::: Raw data

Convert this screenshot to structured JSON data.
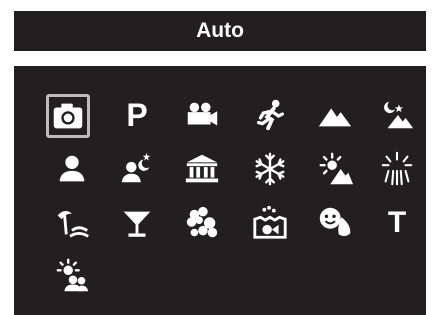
{
  "title": "Auto",
  "selected_mode": "auto-camera",
  "modes": [
    {
      "icon": "camera-icon",
      "label": ""
    },
    {
      "icon": "program-icon",
      "label": "P"
    },
    {
      "icon": "movie-camera-icon",
      "label": ""
    },
    {
      "icon": "sports-runner-icon",
      "label": ""
    },
    {
      "icon": "landscape-icon",
      "label": ""
    },
    {
      "icon": "night-landscape-icon",
      "label": ""
    },
    {
      "icon": "portrait-icon",
      "label": ""
    },
    {
      "icon": "night-portrait-icon",
      "label": ""
    },
    {
      "icon": "museum-icon",
      "label": ""
    },
    {
      "icon": "snow-icon",
      "label": ""
    },
    {
      "icon": "backlight-icon",
      "label": ""
    },
    {
      "icon": "fireworks-icon",
      "label": ""
    },
    {
      "icon": "beach-icon",
      "label": ""
    },
    {
      "icon": "party-icon",
      "label": ""
    },
    {
      "icon": "flower-icon",
      "label": ""
    },
    {
      "icon": "underwater-icon",
      "label": ""
    },
    {
      "icon": "kids-pets-icon",
      "label": ""
    },
    {
      "icon": "text-icon",
      "label": "T"
    },
    {
      "icon": "sunset-icon",
      "label": ""
    }
  ],
  "colors": {
    "panel": "#231f20",
    "icon": "#ffffff",
    "selection_border": "#bdbdbd"
  }
}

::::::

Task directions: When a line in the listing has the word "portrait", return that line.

Reply:
      "icon": "portrait-icon",
      "icon": "night-portrait-icon",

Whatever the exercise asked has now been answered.